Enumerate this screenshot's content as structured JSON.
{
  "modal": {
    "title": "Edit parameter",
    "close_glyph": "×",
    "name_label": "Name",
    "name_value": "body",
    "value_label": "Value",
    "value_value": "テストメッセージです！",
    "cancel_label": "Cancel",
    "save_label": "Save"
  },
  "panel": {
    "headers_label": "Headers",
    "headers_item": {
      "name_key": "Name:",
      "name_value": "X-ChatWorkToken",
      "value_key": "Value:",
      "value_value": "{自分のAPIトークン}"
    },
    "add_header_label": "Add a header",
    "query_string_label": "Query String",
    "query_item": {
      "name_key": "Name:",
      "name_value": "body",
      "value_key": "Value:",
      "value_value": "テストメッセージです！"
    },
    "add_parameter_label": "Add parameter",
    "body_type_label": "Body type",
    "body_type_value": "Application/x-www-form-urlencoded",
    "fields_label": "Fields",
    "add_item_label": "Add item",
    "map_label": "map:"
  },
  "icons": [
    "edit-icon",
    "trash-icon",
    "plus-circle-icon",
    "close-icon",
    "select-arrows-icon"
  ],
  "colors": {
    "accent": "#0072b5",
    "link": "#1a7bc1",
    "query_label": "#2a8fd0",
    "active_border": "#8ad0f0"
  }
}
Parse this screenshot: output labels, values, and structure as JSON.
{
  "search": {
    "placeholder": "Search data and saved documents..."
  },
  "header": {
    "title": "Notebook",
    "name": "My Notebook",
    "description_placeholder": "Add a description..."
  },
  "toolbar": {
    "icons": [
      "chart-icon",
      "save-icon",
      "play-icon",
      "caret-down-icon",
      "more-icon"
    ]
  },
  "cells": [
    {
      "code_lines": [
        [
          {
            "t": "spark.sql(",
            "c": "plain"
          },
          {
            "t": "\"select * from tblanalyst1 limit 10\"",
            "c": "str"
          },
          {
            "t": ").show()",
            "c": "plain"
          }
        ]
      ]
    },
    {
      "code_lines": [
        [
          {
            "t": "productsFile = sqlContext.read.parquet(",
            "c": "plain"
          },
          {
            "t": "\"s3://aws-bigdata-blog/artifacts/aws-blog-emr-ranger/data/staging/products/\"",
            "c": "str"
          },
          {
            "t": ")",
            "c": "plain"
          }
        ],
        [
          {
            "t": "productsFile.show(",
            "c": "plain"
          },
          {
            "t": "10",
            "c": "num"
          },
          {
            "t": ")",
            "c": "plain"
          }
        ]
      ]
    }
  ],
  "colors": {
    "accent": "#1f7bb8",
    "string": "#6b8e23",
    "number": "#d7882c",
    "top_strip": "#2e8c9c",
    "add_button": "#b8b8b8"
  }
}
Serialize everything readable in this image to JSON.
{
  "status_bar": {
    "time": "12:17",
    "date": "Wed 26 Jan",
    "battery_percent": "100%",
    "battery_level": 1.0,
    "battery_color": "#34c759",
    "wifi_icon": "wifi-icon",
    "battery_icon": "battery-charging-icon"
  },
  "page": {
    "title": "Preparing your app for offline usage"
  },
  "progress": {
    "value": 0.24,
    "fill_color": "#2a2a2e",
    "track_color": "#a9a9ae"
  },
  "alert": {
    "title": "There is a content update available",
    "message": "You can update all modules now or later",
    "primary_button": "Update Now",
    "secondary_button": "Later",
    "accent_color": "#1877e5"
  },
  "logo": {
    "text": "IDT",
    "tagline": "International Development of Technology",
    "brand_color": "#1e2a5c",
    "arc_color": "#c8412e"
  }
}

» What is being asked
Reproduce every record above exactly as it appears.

» Task answer
Enumerate this screenshot's content as structured JSON.
{
  "modal": {
    "title": "Edit parameter",
    "close_glyph": "×",
    "name_label": "Name",
    "name_value": "body",
    "value_label": "Value",
    "value_value": "テストメッセージです！",
    "cancel_label": "Cancel",
    "save_label": "Save"
  },
  "panel": {
    "headers_label": "Headers",
    "headers_item": {
      "name_key": "Name:",
      "name_value": "X-ChatWorkToken",
      "value_key": "Value:",
      "value_value": "{自分のAPIトークン}"
    },
    "add_header_label": "Add a header",
    "query_string_label": "Query String",
    "query_item": {
      "name_key": "Name:",
      "name_value": "body",
      "value_key": "Value:",
      "value_value": "テストメッセージです！"
    },
    "add_parameter_label": "Add parameter",
    "body_type_label": "Body type",
    "body_type_value": "Application/x-www-form-urlencoded",
    "fields_label": "Fields",
    "add_item_label": "Add item",
    "map_label": "map:"
  },
  "icons": [
    "edit-icon",
    "trash-icon",
    "plus-circle-icon",
    "close-icon",
    "select-arrows-icon"
  ],
  "colors": {
    "accent": "#0072b5",
    "link": "#1a7bc1",
    "query_label": "#2a8fd0",
    "active_border": "#8ad0f0"
  }
}
Parse this screenshot: output labels, values, and structure as JSON.
{
  "search": {
    "placeholder": "Search data and saved documents..."
  },
  "header": {
    "title": "Notebook",
    "name": "My Notebook",
    "description_placeholder": "Add a description..."
  },
  "toolbar": {
    "icons": [
      "chart-icon",
      "save-icon",
      "play-icon",
      "caret-down-icon",
      "more-icon"
    ]
  },
  "cells": [
    {
      "code_lines": [
        [
          {
            "t": "spark.sql(",
            "c": "plain"
          },
          {
            "t": "\"select * from tblanalyst1 limit 10\"",
            "c": "str"
          },
          {
            "t": ").show()",
            "c": "plain"
          }
        ]
      ]
    },
    {
      "code_lines": [
        [
          {
            "t": "productsFile = sqlContext.read.parquet(",
            "c": "plain"
          },
          {
            "t": "\"s3://aws-bigdata-blog/artifacts/aws-blog-emr-ranger/data/staging/products/\"",
            "c": "str"
          },
          {
            "t": ")",
            "c": "plain"
          }
        ],
        [
          {
            "t": "productsFile.show(",
            "c": "plain"
          },
          {
            "t": "10",
            "c": "num"
          },
          {
            "t": ")",
            "c": "plain"
          }
        ]
      ]
    }
  ],
  "colors": {
    "accent": "#1f7bb8",
    "string": "#6b8e23",
    "number": "#d7882c",
    "top_strip": "#2e8c9c",
    "add_button": "#b8b8b8"
  }
}
Serialize everything readable in this image to JSON.
{
  "status_bar": {
    "time": "12:17",
    "date": "Wed 26 Jan",
    "battery_percent": "100%",
    "battery_level": 1.0,
    "battery_color": "#34c759",
    "wifi_icon": "wifi-icon",
    "battery_icon": "battery-charging-icon"
  },
  "page": {
    "title": "Preparing your app for offline usage"
  },
  "progress": {
    "value": 0.24,
    "fill_color": "#2a2a2e",
    "track_color": "#a9a9ae"
  },
  "alert": {
    "title": "There is a content update available",
    "message": "You can update all modules now or later",
    "primary_button": "Update Now",
    "secondary_button": "Later",
    "accent_color": "#1877e5"
  },
  "logo": {
    "text": "IDT",
    "tagline": "International Development of Technology",
    "brand_color": "#1e2a5c",
    "arc_color": "#c8412e"
  }
}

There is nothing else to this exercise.